[WORK INSTRUCTION] Work through the records below, line by line, and say how many lines include "icon", with nothing else.

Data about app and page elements

--------------------------------

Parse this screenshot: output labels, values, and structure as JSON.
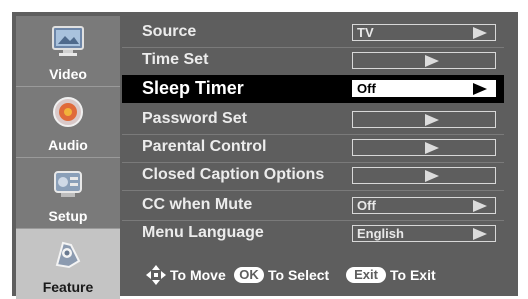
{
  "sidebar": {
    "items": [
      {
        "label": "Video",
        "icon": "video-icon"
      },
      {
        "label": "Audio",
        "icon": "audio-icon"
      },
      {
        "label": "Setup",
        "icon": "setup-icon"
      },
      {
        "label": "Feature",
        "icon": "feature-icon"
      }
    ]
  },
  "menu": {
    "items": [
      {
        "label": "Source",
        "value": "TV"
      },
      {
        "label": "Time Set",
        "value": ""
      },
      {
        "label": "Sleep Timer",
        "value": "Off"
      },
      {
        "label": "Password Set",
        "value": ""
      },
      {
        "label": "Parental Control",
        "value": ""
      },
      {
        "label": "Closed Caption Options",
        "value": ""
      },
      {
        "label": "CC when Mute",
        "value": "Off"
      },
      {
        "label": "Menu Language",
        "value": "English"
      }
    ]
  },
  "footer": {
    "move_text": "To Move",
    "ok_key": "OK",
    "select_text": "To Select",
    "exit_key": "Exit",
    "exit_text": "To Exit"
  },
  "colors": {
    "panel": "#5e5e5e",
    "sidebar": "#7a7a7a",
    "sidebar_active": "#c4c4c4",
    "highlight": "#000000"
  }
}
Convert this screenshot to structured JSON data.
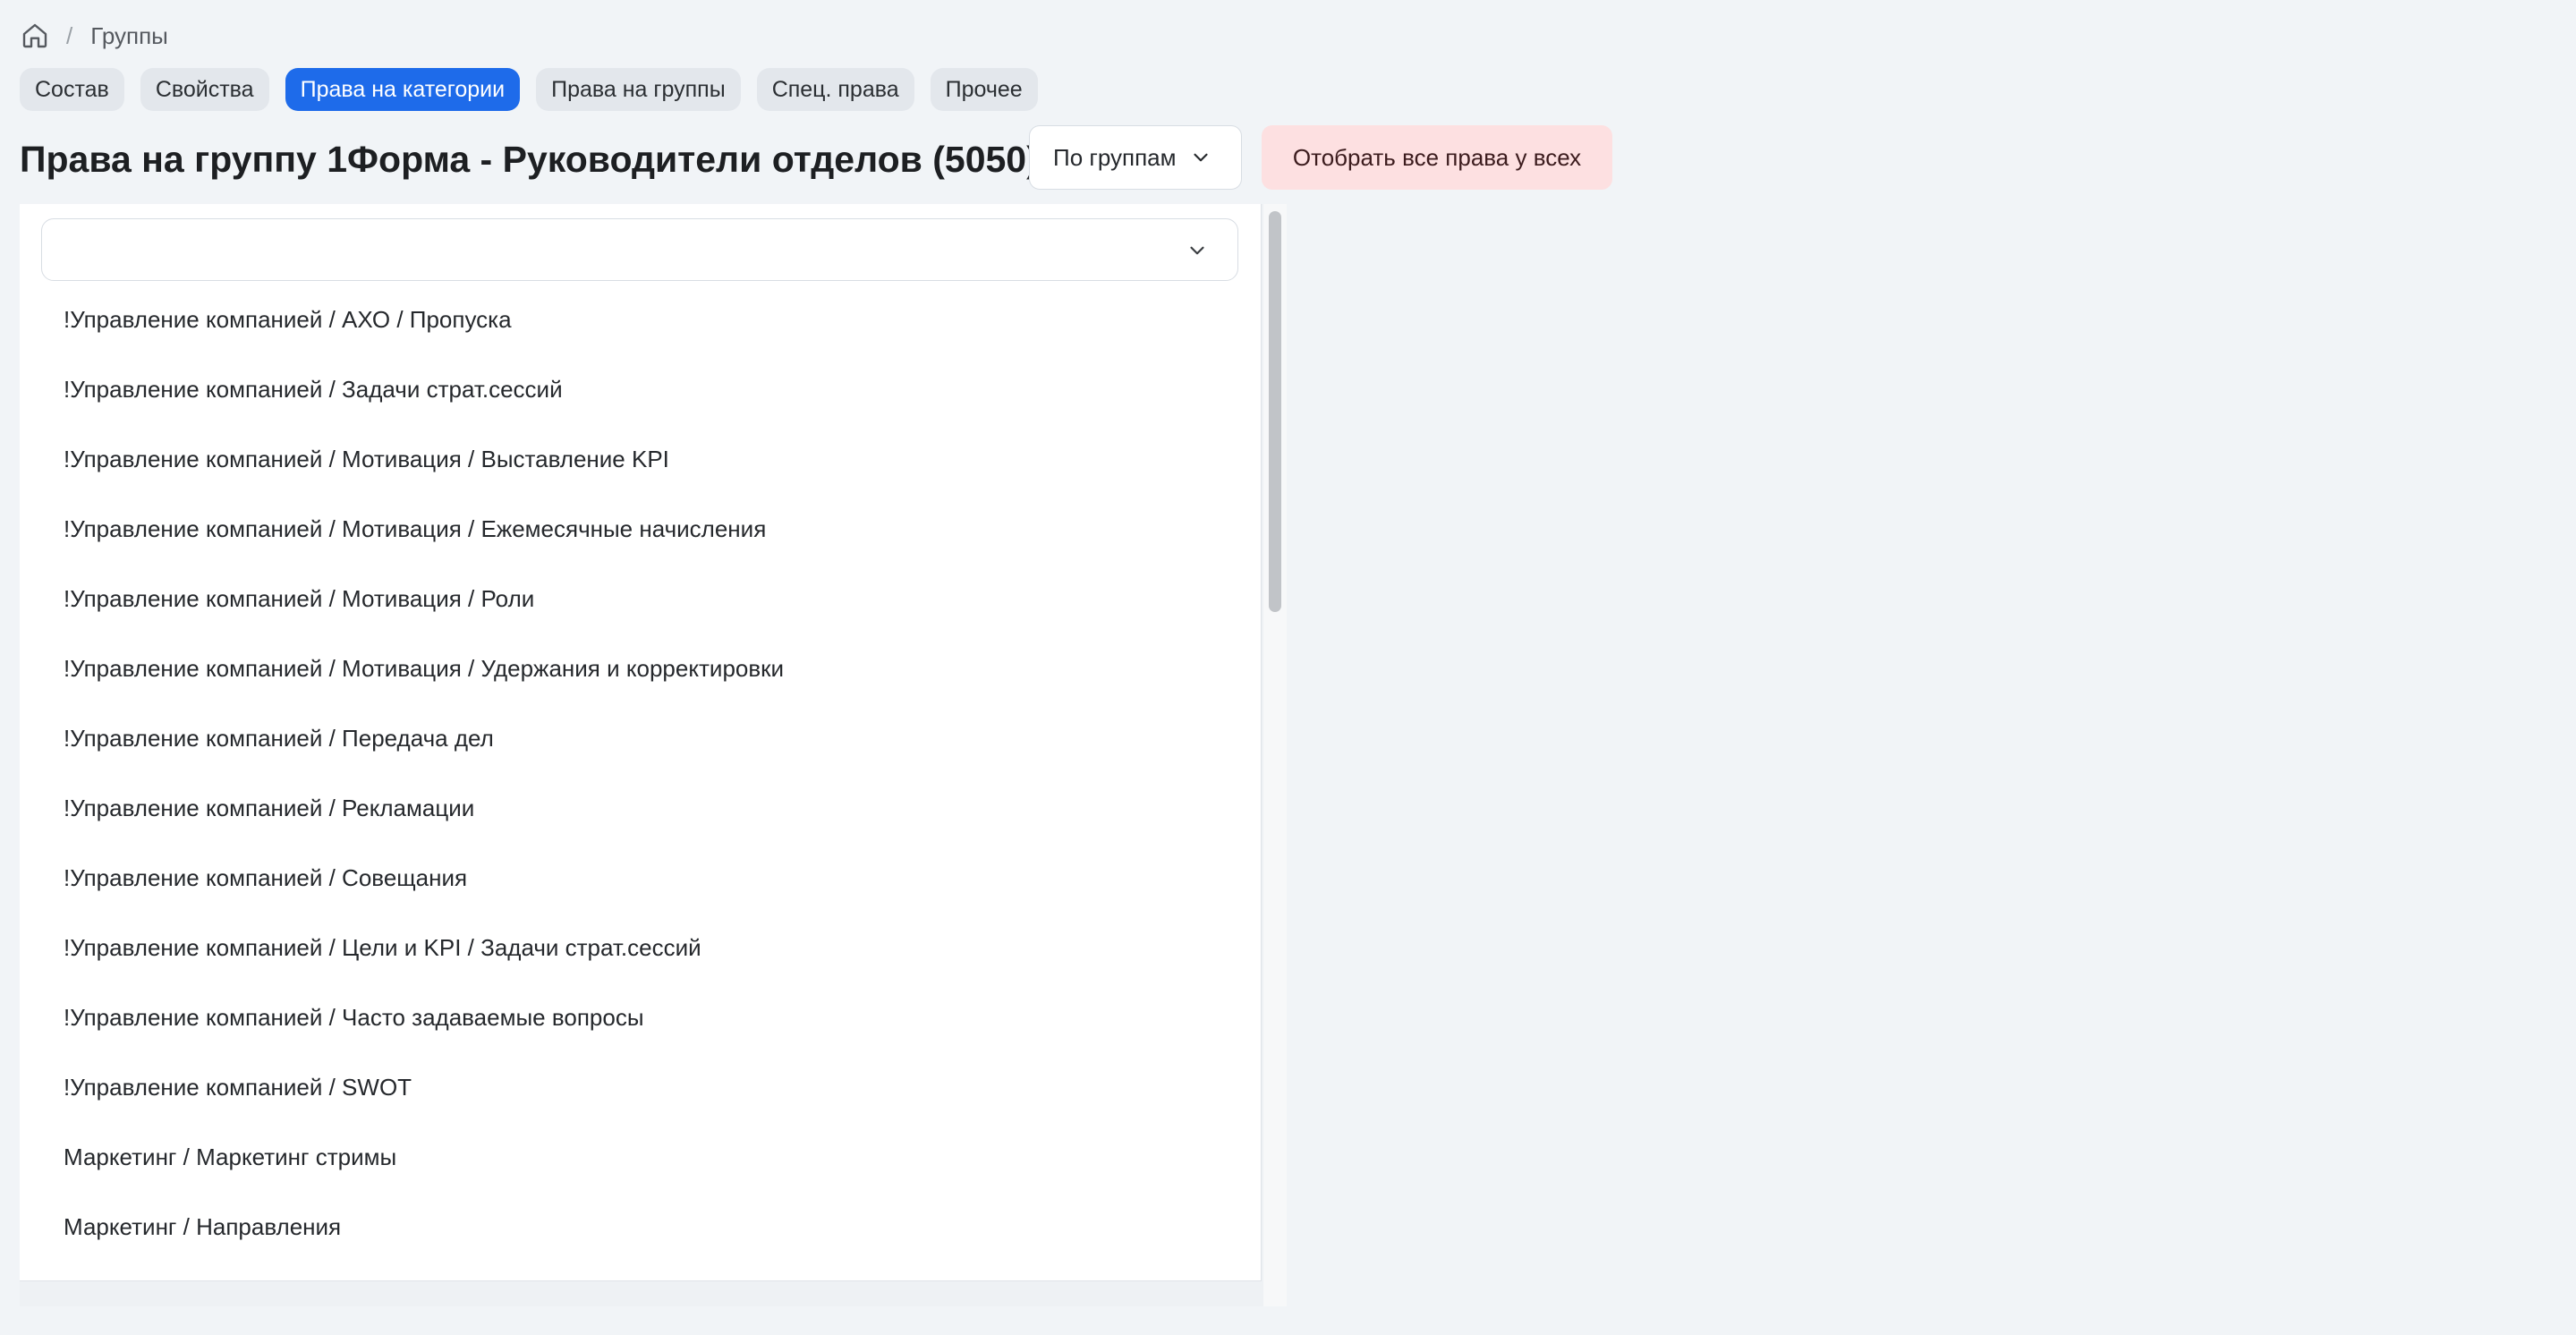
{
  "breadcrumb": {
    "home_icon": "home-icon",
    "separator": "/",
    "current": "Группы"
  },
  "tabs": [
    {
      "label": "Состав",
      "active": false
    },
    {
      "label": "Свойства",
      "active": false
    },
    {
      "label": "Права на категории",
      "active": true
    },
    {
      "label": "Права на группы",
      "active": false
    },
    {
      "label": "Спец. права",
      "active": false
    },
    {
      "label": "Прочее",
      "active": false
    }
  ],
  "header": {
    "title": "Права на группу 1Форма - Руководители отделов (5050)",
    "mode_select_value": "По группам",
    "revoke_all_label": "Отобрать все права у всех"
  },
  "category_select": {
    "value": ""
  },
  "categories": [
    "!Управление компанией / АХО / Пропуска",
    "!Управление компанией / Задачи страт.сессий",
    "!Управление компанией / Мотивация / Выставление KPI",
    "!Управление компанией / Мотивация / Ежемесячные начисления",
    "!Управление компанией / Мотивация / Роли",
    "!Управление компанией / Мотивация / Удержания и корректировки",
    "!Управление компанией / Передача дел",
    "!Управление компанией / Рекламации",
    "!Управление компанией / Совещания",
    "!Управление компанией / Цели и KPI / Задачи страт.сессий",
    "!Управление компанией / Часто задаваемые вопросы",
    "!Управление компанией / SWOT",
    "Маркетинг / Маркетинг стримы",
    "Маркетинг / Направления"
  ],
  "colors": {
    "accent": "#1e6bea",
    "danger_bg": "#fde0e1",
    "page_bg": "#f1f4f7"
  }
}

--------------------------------

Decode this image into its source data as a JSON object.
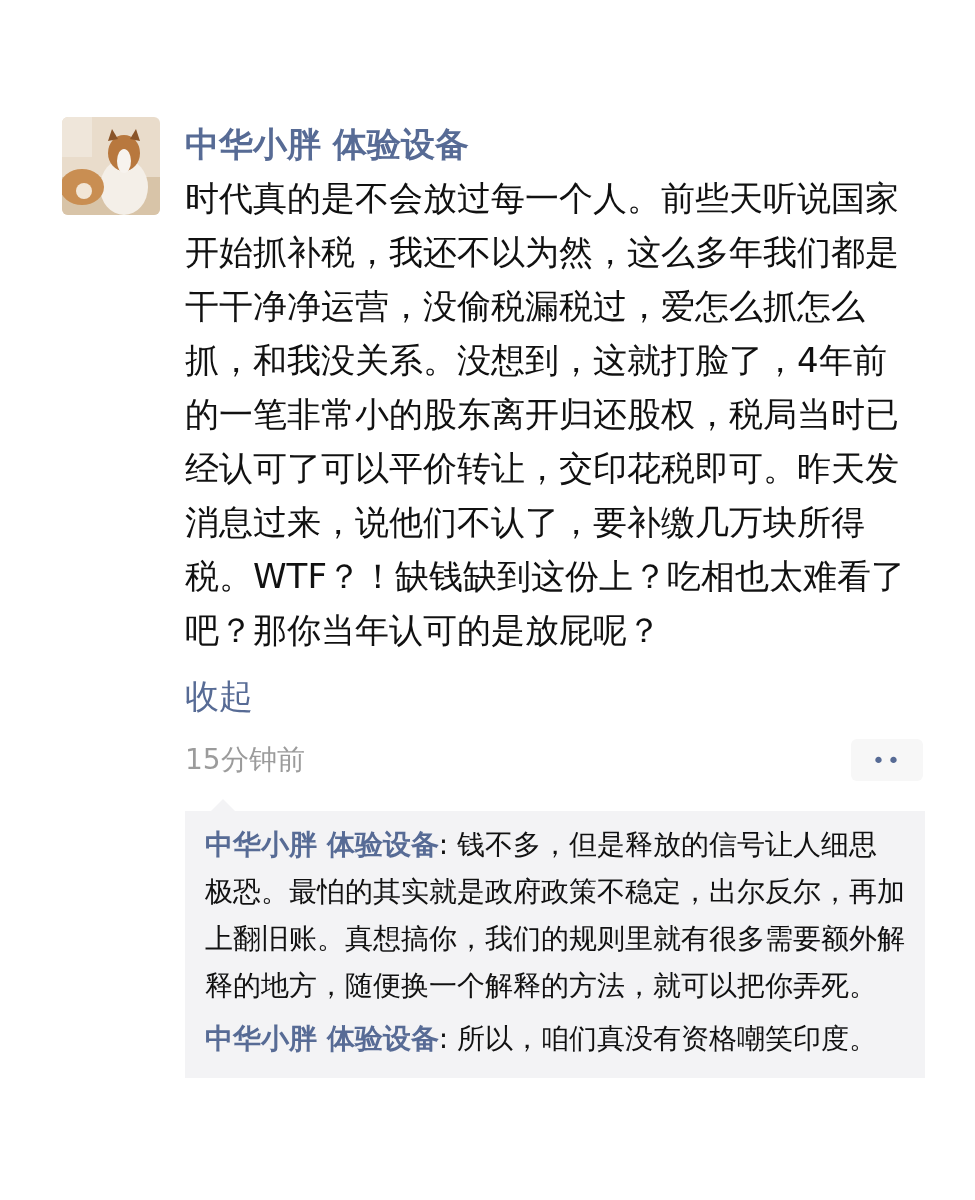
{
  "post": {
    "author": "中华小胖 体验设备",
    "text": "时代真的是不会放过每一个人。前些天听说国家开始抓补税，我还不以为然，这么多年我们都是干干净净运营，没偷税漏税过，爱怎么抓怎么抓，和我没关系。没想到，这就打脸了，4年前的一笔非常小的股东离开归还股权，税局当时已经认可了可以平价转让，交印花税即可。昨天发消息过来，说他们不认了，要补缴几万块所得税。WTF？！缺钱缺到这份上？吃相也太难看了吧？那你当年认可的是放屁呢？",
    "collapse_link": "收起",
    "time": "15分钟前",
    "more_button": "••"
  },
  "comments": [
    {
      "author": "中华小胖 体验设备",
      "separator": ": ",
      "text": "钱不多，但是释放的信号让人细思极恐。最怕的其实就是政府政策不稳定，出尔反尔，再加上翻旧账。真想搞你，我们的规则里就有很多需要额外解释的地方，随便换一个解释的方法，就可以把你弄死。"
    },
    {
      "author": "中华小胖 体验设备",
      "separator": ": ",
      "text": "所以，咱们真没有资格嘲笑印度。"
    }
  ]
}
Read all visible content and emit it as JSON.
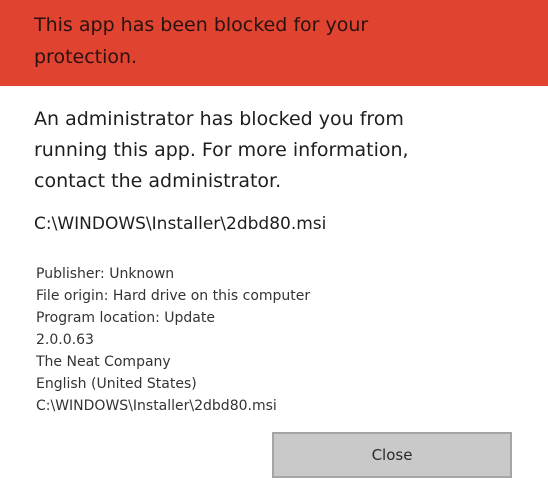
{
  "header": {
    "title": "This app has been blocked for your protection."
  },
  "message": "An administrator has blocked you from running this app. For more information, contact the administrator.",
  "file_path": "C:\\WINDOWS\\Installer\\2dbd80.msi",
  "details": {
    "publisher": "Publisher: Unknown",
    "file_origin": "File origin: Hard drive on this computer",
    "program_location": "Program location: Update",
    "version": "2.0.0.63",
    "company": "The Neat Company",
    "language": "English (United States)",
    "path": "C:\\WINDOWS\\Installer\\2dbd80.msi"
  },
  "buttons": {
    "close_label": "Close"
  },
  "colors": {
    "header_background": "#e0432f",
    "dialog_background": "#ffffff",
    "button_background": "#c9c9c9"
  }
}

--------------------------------

[EXERCISE ANSWER] 5